I was also too afraid to tell my realtor. Ditto my parents. So I texted The European instead to confess my complete-and-utter idiocy and headed up to north Philly for a private lesson with one of my favorite students.
“Do you like to bake?” her mother asked me at the end of the session. “I have a pizza stone that I never use. It’s Pampered Chef. I’ll bring it for you.”
“That would be great!” I replied. Great if I actually close on my house sometime this century and am not banished to the land of credit card imbeciles.
I tell myself that someday this will be funny. Someday I’ll look back and say, “Remember when I bought my first house and accidentally applied for a credit card two days before closing??? HAHAHAHAH!” Someday…
But the next morning I find myself at the table. The special table in the conference room at my realtor’s office. And paperwork is being signed. My mother is at the far end of the room as far away from my loan officer as possible. My father is next to me reviewing the documents as I sign them. My realtor is cracking jokes and pouring coffee and the seller, a super sweet grandmother en route to New Jersey, is seated across from me. She offers me her parking permit until I can get one of my own and tells me her granddaughter is a tap dancer. I promise to take care of the flowers in the front of the house and thank her for leaving the little shelf in the bathroom that is the perfect color and the perfect size that secretly I’d been hoping she’d leave all along…

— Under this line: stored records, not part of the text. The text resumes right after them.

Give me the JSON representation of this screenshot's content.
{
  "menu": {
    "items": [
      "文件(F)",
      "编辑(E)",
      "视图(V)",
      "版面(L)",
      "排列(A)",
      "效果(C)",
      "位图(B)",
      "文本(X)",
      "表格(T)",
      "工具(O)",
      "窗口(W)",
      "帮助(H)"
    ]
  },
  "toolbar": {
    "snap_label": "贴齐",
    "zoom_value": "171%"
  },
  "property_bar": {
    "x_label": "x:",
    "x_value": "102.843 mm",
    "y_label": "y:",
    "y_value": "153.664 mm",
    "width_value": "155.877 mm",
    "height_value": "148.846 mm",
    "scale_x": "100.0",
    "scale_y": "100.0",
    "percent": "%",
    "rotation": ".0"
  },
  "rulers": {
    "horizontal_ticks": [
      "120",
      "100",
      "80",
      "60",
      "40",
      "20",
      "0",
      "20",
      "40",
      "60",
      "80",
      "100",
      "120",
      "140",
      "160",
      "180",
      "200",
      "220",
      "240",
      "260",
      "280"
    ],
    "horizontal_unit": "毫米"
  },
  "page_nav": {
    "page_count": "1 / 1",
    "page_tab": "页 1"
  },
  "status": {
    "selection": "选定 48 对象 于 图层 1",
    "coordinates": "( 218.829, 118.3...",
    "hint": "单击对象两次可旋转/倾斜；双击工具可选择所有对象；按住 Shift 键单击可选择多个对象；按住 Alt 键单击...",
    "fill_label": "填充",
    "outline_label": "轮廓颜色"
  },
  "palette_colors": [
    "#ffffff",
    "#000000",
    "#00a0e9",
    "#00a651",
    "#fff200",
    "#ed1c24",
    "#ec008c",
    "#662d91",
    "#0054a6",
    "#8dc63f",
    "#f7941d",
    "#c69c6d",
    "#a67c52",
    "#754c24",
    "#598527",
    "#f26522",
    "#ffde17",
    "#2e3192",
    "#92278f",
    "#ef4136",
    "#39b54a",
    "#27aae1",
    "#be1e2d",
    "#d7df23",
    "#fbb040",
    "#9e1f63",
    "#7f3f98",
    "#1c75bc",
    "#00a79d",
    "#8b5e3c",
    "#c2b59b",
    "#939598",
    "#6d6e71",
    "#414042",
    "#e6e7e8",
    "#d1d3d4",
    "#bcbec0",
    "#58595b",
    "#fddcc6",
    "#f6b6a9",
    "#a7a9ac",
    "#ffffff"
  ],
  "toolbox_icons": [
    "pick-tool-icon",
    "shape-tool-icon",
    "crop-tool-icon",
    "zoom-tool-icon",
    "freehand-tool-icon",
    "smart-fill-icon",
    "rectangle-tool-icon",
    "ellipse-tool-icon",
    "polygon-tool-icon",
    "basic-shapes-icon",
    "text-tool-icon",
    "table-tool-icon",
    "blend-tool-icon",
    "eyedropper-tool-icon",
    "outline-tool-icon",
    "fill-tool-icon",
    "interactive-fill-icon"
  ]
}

And then there are the keys.
And then they are mine. Credit card mishaps notwithstanding.
It is simultaneously the most terrifying moment of my life thus far and the happiest, as all important moments should be.